*What you are asked to do:*
Retype the records word for word. Skip every image.

*Recorded data:*

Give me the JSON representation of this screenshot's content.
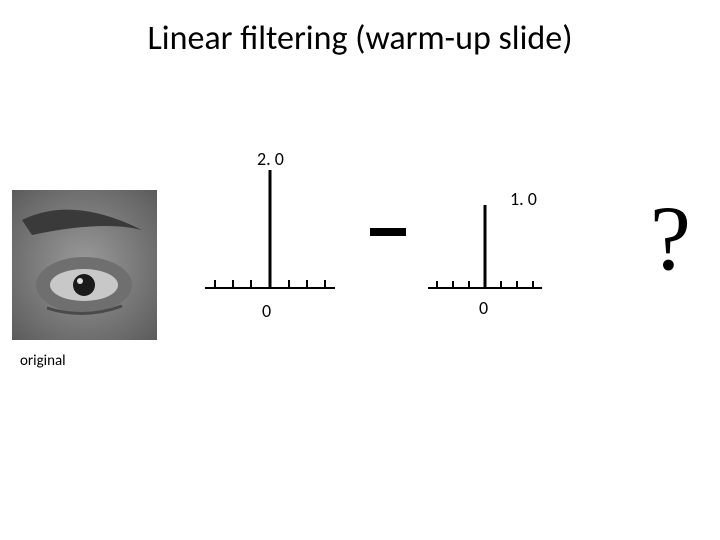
{
  "title": "Linear filtering (warm-up slide)",
  "image_caption": "original",
  "impulse1": {
    "scale": "2. 0",
    "axis_center": "0"
  },
  "impulse2": {
    "scale": "1. 0",
    "axis_center": "0"
  },
  "operator": "–",
  "result": "?"
}
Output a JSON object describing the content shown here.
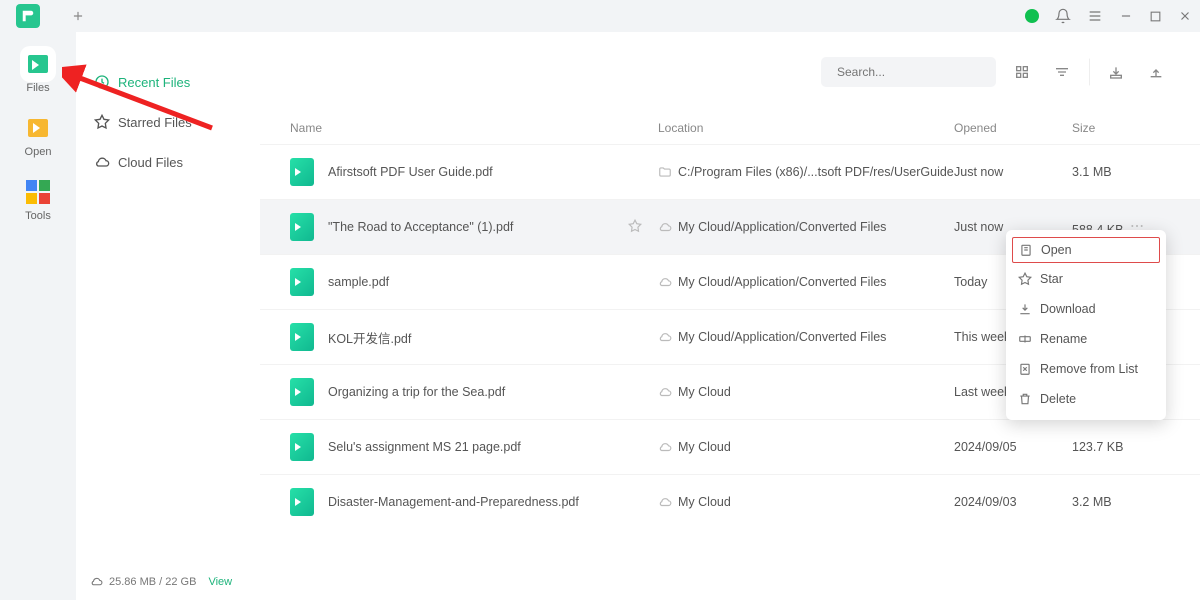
{
  "navrail": {
    "items": [
      {
        "label": "Files"
      },
      {
        "label": "Open"
      },
      {
        "label": "Tools"
      }
    ]
  },
  "sidebar": {
    "items": [
      {
        "label": "Recent Files"
      },
      {
        "label": "Starred Files"
      },
      {
        "label": "Cloud Files"
      }
    ],
    "storage": "25.86 MB / 22 GB",
    "view_link": "View"
  },
  "search": {
    "placeholder": "Search..."
  },
  "table": {
    "headers": {
      "name": "Name",
      "location": "Location",
      "opened": "Opened",
      "size": "Size"
    },
    "rows": [
      {
        "name": "Afirstsoft PDF User Guide.pdf",
        "loc_icon": "folder",
        "location": "C:/Program Files (x86)/...tsoft PDF/res/UserGuide",
        "opened": "Just now",
        "size": "3.1 MB"
      },
      {
        "name": "\"The Road to Acceptance\" (1).pdf",
        "loc_icon": "cloud",
        "location": "My Cloud/Application/Converted Files",
        "opened": "Just now",
        "size": "588.4 KB",
        "hovered": true,
        "star": true
      },
      {
        "name": "sample.pdf",
        "loc_icon": "cloud",
        "location": "My Cloud/Application/Converted Files",
        "opened": "Today",
        "size": ""
      },
      {
        "name": "KOL开发信.pdf",
        "loc_icon": "cloud",
        "location": "My Cloud/Application/Converted Files",
        "opened": "This week",
        "size": ""
      },
      {
        "name": "Organizing a trip for the Sea.pdf",
        "loc_icon": "cloud",
        "location": "My Cloud",
        "opened": "Last week",
        "size": ""
      },
      {
        "name": "Selu's assignment MS 21 page.pdf",
        "loc_icon": "cloud",
        "location": "My Cloud",
        "opened": "2024/09/05",
        "size": "123.7 KB"
      },
      {
        "name": "Disaster-Management-and-Preparedness.pdf",
        "loc_icon": "cloud",
        "location": "My Cloud",
        "opened": "2024/09/03",
        "size": "3.2 MB"
      }
    ]
  },
  "context_menu": {
    "items": [
      {
        "label": "Open"
      },
      {
        "label": "Star"
      },
      {
        "label": "Download"
      },
      {
        "label": "Rename"
      },
      {
        "label": "Remove from List"
      },
      {
        "label": "Delete"
      }
    ]
  }
}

*Output of the task:*
Give me the JSON representation of this screenshot's content.
{
  "title": "Linear filtering (warm-up slide)",
  "image_caption": "original",
  "impulse1": {
    "scale": "2. 0",
    "axis_center": "0"
  },
  "impulse2": {
    "scale": "1. 0",
    "axis_center": "0"
  },
  "operator": "–",
  "result": "?"
}
Output a JSON object describing the content shown here.
{
  "navrail": {
    "items": [
      {
        "label": "Files"
      },
      {
        "label": "Open"
      },
      {
        "label": "Tools"
      }
    ]
  },
  "sidebar": {
    "items": [
      {
        "label": "Recent Files"
      },
      {
        "label": "Starred Files"
      },
      {
        "label": "Cloud Files"
      }
    ],
    "storage": "25.86 MB / 22 GB",
    "view_link": "View"
  },
  "search": {
    "placeholder": "Search..."
  },
  "table": {
    "headers": {
      "name": "Name",
      "location": "Location",
      "opened": "Opened",
      "size": "Size"
    },
    "rows": [
      {
        "name": "Afirstsoft PDF User Guide.pdf",
        "loc_icon": "folder",
        "location": "C:/Program Files (x86)/...tsoft PDF/res/UserGuide",
        "opened": "Just now",
        "size": "3.1 MB"
      },
      {
        "name": "\"The Road to Acceptance\" (1).pdf",
        "loc_icon": "cloud",
        "location": "My Cloud/Application/Converted Files",
        "opened": "Just now",
        "size": "588.4 KB",
        "hovered": true,
        "star": true
      },
      {
        "name": "sample.pdf",
        "loc_icon": "cloud",
        "location": "My Cloud/Application/Converted Files",
        "opened": "Today",
        "size": ""
      },
      {
        "name": "KOL开发信.pdf",
        "loc_icon": "cloud",
        "location": "My Cloud/Application/Converted Files",
        "opened": "This week",
        "size": ""
      },
      {
        "name": "Organizing a trip for the Sea.pdf",
        "loc_icon": "cloud",
        "location": "My Cloud",
        "opened": "Last week",
        "size": ""
      },
      {
        "name": "Selu's assignment MS 21 page.pdf",
        "loc_icon": "cloud",
        "location": "My Cloud",
        "opened": "2024/09/05",
        "size": "123.7 KB"
      },
      {
        "name": "Disaster-Management-and-Preparedness.pdf",
        "loc_icon": "cloud",
        "location": "My Cloud",
        "opened": "2024/09/03",
        "size": "3.2 MB"
      }
    ]
  },
  "context_menu": {
    "items": [
      {
        "label": "Open"
      },
      {
        "label": "Star"
      },
      {
        "label": "Download"
      },
      {
        "label": "Rename"
      },
      {
        "label": "Remove from List"
      },
      {
        "label": "Delete"
      }
    ]
  }
}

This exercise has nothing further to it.